Second, write another one. If a reader likes your first book, what are they going to do? Look for the next one. If it’s not there, they’ll go somewhere else.

Third, make sure it’s perfectly edited and formatted with no typos or odd-looking paragraphs. When you think your manuscript’s perfect, read it again, line by line. You’ll find some more.

Fourth, get a good cover. Unless your own talents like that way, get someone professional to do it. I use Cathy Helms at Avalon Graphics. She’s great!

And finally, be prepared to spend all that time and effort promoting your book, and hope you have some luck as well!

What is your favorite quote?

Another hard question. How about this: ‘When writing a novel a writer should create living people; people not characters. Characters are caricatures.’ Ernest Hemingway. That’s fairly ambitious but I think he’s right. That’s what I try to do when I’m writing; I don’t know if I succeed.

It goes with another Hemingway quote: ‘All good books are alike in that they are truer than if they really happened, and after you have finished reading one you will feel that all that happened to you and belongs to you … if you can give that to people, then you are a writer.’

That’s a pretty high target, but it’s worth aiming for, I suppose.

Tim Vicary – short biography

Tim was born in London but spent much of his youth in Devon, in the south west of England.

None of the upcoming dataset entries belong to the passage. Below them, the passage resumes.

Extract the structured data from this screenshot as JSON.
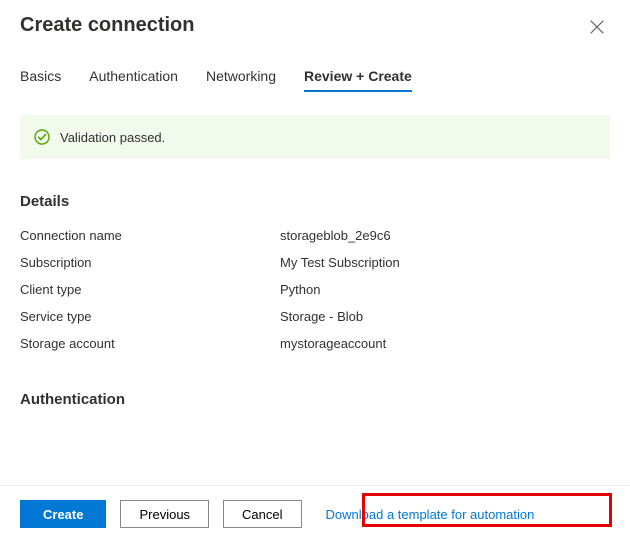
{
  "header": {
    "title": "Create connection"
  },
  "tabs": {
    "items": [
      {
        "label": "Basics",
        "active": false
      },
      {
        "label": "Authentication",
        "active": false
      },
      {
        "label": "Networking",
        "active": false
      },
      {
        "label": "Review + Create",
        "active": true
      }
    ]
  },
  "validation": {
    "message": "Validation passed."
  },
  "sections": {
    "details_heading": "Details",
    "auth_heading": "Authentication"
  },
  "details": [
    {
      "label": "Connection name",
      "value": "storageblob_2e9c6"
    },
    {
      "label": "Subscription",
      "value": "My Test Subscription"
    },
    {
      "label": "Client type",
      "value": "Python"
    },
    {
      "label": "Service type",
      "value": "Storage - Blob"
    },
    {
      "label": "Storage account",
      "value": "mystorageaccount"
    }
  ],
  "footer": {
    "create": "Create",
    "previous": "Previous",
    "cancel": "Cancel",
    "download_link": "Download a template for automation"
  }
}
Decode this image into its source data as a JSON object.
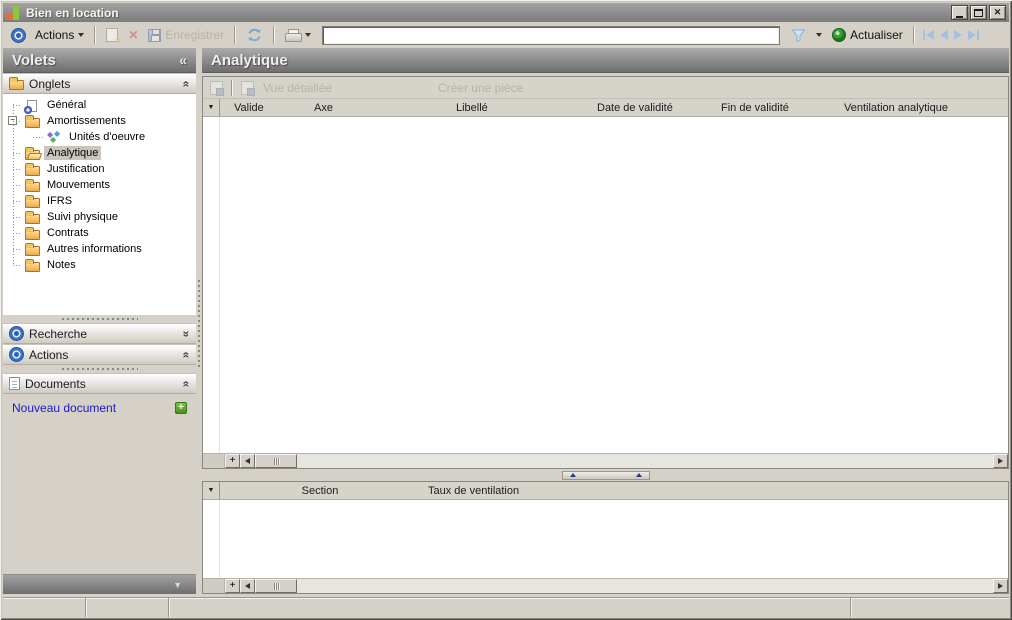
{
  "window": {
    "title": "Bien en location"
  },
  "glyphs": {
    "dropdown": "▼",
    "collapse_left": "«",
    "chevron_up_double": "«",
    "chevron_down_double": "»",
    "minus": "−",
    "plus": "+",
    "close": "✕",
    "star": "★",
    "footer_down": "▼",
    "delete_x": "✕"
  },
  "toolbar": {
    "actions_label": "Actions",
    "save_label": "Enregistrer",
    "refresh_label": "Actualiser",
    "search_value": ""
  },
  "sidebar": {
    "title": "Volets",
    "onglets_label": "Onglets",
    "recherche_label": "Recherche",
    "actions_label": "Actions",
    "documents_label": "Documents",
    "nouveau_document_label": "Nouveau document",
    "tree": [
      {
        "label": "Général",
        "icon": "page-gear"
      },
      {
        "label": "Amortissements",
        "icon": "folder-closed"
      },
      {
        "label": "Unités d'oeuvre",
        "icon": "diamonds"
      },
      {
        "label": "Analytique",
        "icon": "folder-open",
        "selected": true
      },
      {
        "label": "Justification",
        "icon": "folder-closed"
      },
      {
        "label": "Mouvements",
        "icon": "folder-closed"
      },
      {
        "label": "IFRS",
        "icon": "folder-closed"
      },
      {
        "label": "Suivi physique",
        "icon": "folder-closed"
      },
      {
        "label": "Contrats",
        "icon": "folder-closed"
      },
      {
        "label": "Autres informations",
        "icon": "folder-closed"
      },
      {
        "label": "Notes",
        "icon": "folder-closed"
      }
    ]
  },
  "main": {
    "title": "Analytique",
    "toolbar": {
      "vue_detaillee_label": "Vue détaillée",
      "creer_piece_label": "Créer une pièce"
    },
    "grid": {
      "columns": [
        "Valide",
        "Axe",
        "Libellé",
        "Date de validité",
        "Fin de validité",
        "Ventilation analytique"
      ],
      "rows": []
    },
    "bottom_grid": {
      "columns": [
        "Section",
        "Taux de ventilation"
      ],
      "rows": []
    }
  },
  "status_bar": {
    "cells": [
      "",
      "",
      "",
      ""
    ]
  },
  "colors": {
    "window_chrome": "#d5d1c9",
    "header_gradient_top": "#ababab",
    "header_gradient_bottom": "#6e6e6e",
    "accent_blue": "#2a62b8",
    "folder_yellow": "#f2bd5a",
    "link_blue": "#1a1ac8",
    "plus_green": "#4a9018",
    "disabled_text": "#9b988e"
  }
}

He studied History and English at Cambridge University, became a schoolteacher, a teacher of English as a foreign language, and a Teaching Fellow at the University of York. As well as the three legal thrillers in the ‘Trials of Sarah Newby’ series, he has published two children’s books, four historical novels, and about twenty graded readers for foreign learners of English, two of which recently won awards.

Tim lives with his wife in the English countryside near York. When he is not writing or playing with his grandchildren he still tries to keep fit by horse riding, cycling and jogging, though less than before. (The time for marathons is probably over)


Tim Vicary’s official website:
About the Sarah Newby books:
About historical thrillers:

We are delighted that Stephanie has chosen to interview Tim Vicary who is the author of A Fatal Verdict, one of our medallion honorees at To be awarded a B.R.A.G. MedallionTM, a book must receive unanimous approval by a group of our readers. It is a daunting hurdle and it serves to reaffirm that a book such as A Fatal Verdict merits the investment of a reader’s time and money.


Thank you,

Layered Pages

1 comment:

  1. What an interesting and informative post!
    I have read the first two Sarah Newby novels and the historical novel, The Blood Upon the Rose, and am absolutely bowled over by the quality of Tim Vicary's work.
    No wonder he wins awards. He should be a world best-seller